**Provided records**
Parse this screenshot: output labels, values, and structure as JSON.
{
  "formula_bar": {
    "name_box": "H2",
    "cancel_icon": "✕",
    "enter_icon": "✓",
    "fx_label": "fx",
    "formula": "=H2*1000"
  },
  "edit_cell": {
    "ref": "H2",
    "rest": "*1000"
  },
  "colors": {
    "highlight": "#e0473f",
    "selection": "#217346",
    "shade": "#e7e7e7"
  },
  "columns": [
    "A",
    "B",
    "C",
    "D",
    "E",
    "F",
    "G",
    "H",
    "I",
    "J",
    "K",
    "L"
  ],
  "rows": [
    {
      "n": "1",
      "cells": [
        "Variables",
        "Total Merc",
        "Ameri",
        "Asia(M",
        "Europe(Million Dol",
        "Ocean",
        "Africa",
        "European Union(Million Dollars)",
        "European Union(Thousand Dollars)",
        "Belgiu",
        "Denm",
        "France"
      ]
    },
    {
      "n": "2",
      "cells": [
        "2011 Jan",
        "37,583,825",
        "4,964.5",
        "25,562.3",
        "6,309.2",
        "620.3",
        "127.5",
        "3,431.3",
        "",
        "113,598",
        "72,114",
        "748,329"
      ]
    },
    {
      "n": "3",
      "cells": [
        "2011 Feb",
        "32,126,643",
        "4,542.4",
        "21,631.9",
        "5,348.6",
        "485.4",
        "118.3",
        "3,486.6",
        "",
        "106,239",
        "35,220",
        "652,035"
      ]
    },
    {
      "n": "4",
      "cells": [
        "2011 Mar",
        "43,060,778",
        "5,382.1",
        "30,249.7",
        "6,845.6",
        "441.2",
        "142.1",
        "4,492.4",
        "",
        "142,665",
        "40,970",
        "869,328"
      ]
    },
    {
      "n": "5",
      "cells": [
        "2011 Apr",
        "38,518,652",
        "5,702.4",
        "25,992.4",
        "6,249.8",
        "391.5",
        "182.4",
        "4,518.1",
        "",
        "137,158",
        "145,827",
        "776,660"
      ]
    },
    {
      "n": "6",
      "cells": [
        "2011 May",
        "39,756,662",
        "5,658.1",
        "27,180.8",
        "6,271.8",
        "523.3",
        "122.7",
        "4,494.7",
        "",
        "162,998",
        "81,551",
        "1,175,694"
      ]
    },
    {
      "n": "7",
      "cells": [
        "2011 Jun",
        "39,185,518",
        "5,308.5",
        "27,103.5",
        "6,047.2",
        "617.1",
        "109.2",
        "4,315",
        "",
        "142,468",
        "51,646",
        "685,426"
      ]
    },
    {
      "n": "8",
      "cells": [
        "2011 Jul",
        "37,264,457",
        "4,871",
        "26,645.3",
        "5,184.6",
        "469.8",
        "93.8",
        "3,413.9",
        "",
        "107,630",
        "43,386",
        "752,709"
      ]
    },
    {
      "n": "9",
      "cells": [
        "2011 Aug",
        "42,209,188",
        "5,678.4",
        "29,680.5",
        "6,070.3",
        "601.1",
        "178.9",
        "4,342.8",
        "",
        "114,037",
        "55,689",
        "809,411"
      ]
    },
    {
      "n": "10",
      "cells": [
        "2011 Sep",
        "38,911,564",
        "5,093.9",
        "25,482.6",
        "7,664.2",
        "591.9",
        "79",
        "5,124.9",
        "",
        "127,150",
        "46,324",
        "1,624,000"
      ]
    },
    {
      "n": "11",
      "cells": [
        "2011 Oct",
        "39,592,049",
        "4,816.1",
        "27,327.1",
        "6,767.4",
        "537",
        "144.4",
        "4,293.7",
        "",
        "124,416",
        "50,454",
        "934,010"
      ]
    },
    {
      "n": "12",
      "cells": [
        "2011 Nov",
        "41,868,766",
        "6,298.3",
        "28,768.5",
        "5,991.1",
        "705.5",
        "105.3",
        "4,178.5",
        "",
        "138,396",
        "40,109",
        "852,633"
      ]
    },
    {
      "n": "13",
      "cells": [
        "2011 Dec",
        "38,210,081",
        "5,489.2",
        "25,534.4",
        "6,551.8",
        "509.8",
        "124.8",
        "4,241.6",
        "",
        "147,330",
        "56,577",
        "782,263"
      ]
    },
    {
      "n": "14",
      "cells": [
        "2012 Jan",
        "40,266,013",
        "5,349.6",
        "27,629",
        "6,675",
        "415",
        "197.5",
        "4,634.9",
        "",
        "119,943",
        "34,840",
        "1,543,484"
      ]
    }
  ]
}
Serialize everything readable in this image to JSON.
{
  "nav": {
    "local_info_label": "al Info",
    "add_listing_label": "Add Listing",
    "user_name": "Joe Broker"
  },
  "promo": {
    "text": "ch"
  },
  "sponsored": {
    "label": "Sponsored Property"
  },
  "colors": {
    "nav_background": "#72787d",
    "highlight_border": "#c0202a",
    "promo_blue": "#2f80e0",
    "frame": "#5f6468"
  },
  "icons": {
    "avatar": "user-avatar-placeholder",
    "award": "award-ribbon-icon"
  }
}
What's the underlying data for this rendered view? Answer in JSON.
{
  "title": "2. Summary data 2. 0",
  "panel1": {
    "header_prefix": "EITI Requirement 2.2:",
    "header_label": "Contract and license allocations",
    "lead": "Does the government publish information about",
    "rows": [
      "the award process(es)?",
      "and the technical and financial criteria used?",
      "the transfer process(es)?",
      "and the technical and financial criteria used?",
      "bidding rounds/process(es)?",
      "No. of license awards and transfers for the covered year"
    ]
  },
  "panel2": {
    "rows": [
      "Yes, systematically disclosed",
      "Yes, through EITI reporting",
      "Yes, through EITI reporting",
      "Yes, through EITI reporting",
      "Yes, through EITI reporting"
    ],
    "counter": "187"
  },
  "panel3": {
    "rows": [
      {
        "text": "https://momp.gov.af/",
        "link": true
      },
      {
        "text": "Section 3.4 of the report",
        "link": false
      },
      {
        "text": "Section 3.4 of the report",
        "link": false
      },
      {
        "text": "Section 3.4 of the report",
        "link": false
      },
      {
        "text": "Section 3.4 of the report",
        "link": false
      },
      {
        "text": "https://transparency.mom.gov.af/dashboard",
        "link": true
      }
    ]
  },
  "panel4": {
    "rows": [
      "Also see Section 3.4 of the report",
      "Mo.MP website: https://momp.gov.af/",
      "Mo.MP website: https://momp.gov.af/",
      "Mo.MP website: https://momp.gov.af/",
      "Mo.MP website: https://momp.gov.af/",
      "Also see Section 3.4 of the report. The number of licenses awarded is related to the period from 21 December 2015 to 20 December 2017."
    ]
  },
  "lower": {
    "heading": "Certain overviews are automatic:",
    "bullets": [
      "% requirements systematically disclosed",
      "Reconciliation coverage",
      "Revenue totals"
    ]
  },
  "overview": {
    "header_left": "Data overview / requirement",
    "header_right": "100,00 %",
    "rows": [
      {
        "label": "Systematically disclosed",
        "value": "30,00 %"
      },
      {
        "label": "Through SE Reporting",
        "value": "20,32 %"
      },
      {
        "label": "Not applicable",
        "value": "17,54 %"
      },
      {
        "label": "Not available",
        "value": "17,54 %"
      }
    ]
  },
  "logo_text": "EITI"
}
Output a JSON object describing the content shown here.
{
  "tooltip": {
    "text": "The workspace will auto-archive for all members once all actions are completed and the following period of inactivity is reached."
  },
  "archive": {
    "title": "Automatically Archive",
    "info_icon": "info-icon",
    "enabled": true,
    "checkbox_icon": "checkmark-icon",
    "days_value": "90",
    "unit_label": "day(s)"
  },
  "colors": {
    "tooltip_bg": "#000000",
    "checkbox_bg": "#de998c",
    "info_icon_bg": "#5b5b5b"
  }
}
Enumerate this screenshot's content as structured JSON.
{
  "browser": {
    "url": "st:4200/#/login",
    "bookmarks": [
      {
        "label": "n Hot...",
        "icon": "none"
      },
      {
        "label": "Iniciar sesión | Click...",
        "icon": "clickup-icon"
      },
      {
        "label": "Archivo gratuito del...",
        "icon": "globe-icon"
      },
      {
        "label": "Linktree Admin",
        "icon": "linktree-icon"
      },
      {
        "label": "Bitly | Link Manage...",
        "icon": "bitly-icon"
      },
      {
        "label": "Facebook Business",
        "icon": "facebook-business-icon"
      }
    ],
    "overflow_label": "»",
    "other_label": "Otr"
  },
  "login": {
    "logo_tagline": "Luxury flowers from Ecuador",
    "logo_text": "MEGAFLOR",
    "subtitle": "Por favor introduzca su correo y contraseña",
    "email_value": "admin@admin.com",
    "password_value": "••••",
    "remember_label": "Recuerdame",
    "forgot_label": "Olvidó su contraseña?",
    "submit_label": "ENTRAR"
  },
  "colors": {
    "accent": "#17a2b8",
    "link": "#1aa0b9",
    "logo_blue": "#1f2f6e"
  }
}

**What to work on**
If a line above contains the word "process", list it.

**Finished task**
      "the award process(es)?",
      "the transfer process(es)?",
      "bidding rounds/process(es)?",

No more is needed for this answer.